Ferrari last won a constructors’ championship back in 2008, while its last drivers’ title came courtesy of Kimi Raikkonen in 2007.

2015 saw the Italian marque enjoy a resurgence as Sebastian Vettel won three races and managed to take the fight to Mercedes at the front of the field on a regular basis.

Speaking to La Gazzetta dello Sport, Marchionne said that this upturn in fortunes helped to bring credibility back to the Ferrari brand, but that this must be built upon with a championship in the next three years.

“If we were to string together victories in F1 then it would improve our brand,” Marchionne said.

“I was speaking with one of our car dealerships and we agreed that the results of 2015 helped bring back credibility to the brand.

“If we were to somehow fail to win a title over a 10-year span, it would be a tragedy.”

When discussing Ferrari’s success in 2015, Marchionne was full of praise for new team principal Maurizio Arrivabene who took over from Marco Mattiacci at the end of 2014.

“We won because we brought focus back to the team and began to do the things that are really important. Maurizio Arrivabene’s arrival helped a lot,” Marchionne said.

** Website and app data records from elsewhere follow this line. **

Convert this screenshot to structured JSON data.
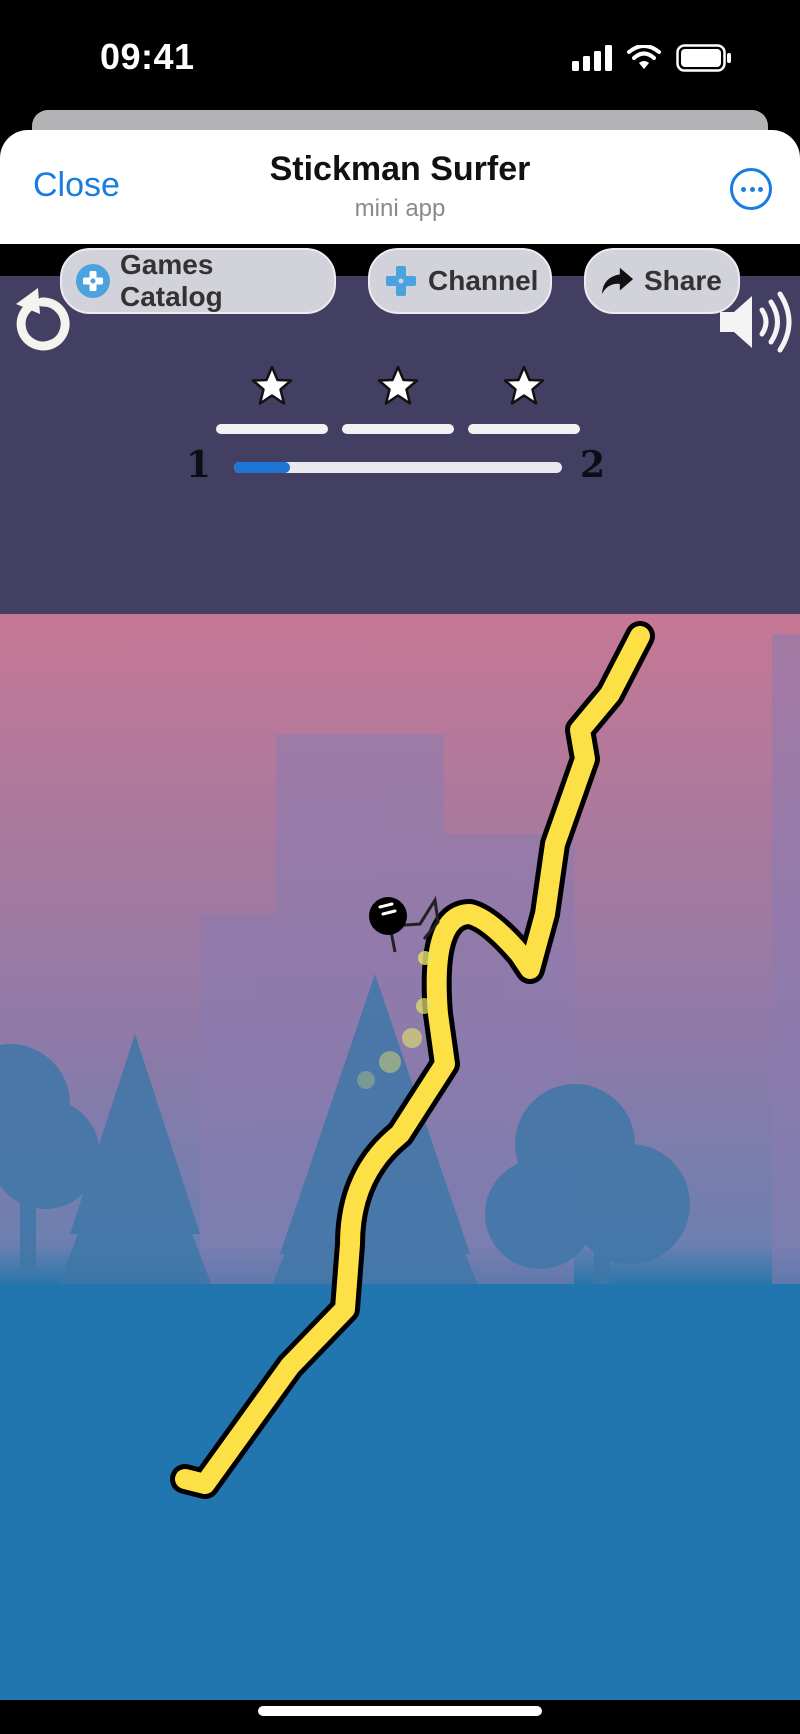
{
  "status_bar": {
    "time": "09:41",
    "icons": [
      "signal-icon",
      "wifi-icon",
      "battery-icon"
    ]
  },
  "header": {
    "close_label": "Close",
    "title": "Stickman Surfer",
    "subtitle": "mini app",
    "more_icon": "more-icon"
  },
  "toolbar": {
    "games_catalog": "Games Catalog",
    "channel": "Channel",
    "share": "Share"
  },
  "game": {
    "stars": 3,
    "current_level": "1",
    "next_level": "2",
    "level_progress": 0.17,
    "colors": {
      "panel": "#433f62",
      "sky_top": "#c67894",
      "water": "#2276b0",
      "track": "#fde046",
      "progress": "#1d74d3"
    }
  }
}
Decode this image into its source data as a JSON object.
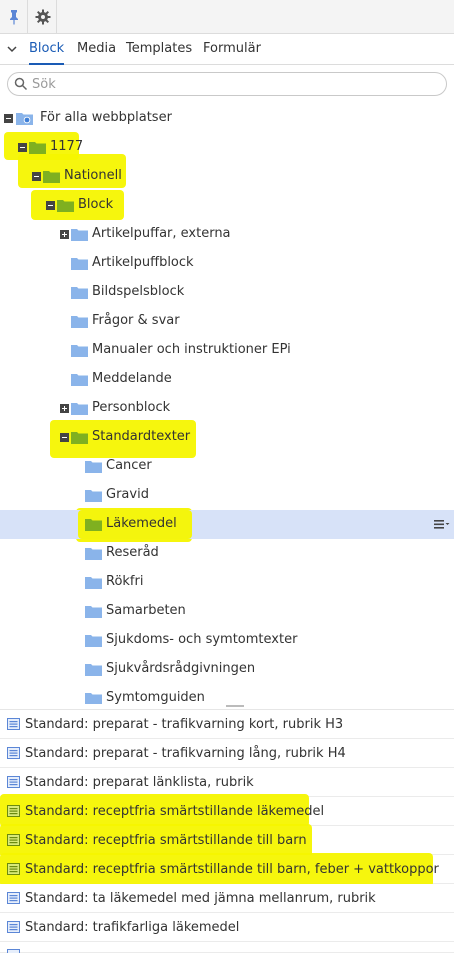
{
  "tabs": [
    "Block",
    "Media",
    "Templates",
    "Formulär"
  ],
  "search": {
    "placeholder": "Sök",
    "value": ""
  },
  "tree": {
    "root": "För alla webbplatser",
    "nodes": [
      "1177",
      "Nationell",
      "Block",
      "Artikelpuffar, externa",
      "Artikelpuffblock",
      "Bildspelsblock",
      "Frågor & svar",
      "Manualer och instruktioner EPi",
      "Meddelande",
      "Personblock",
      "Standardtexter",
      "Cancer",
      "Gravid",
      "Läkemedel",
      "Reseråd",
      "Rökfri",
      "Samarbeten",
      "Sjukdoms- och symtomtexter",
      "Sjukvårdsrådgivningen",
      "Symtomguiden"
    ],
    "selected": "Läkemedel"
  },
  "blocks": [
    "Standard: preparat - trafikvarning kort, rubrik H3",
    "Standard: preparat - trafikvarning lång, rubrik H4",
    "Standard: preparat länklista, rubrik",
    "Standard: receptfria smärtstillande läkemedel",
    "Standard: receptfria smärtstillande till barn",
    "Standard: receptfria smärtstillande till barn, feber + vattkoppor",
    "Standard: ta läkemedel med jämna mellanrum, rubrik",
    "Standard: trafikfarliga läkemedel"
  ],
  "colors": {
    "accent": "#1a5bb5",
    "folder": "#8ab4ea",
    "folder_highlighted": "#7fb020",
    "highlight": "#f5f500",
    "selected_row": "#d7e2f8"
  }
}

“He is great at creating a team atmosphere. He knows how to make everyone work together.”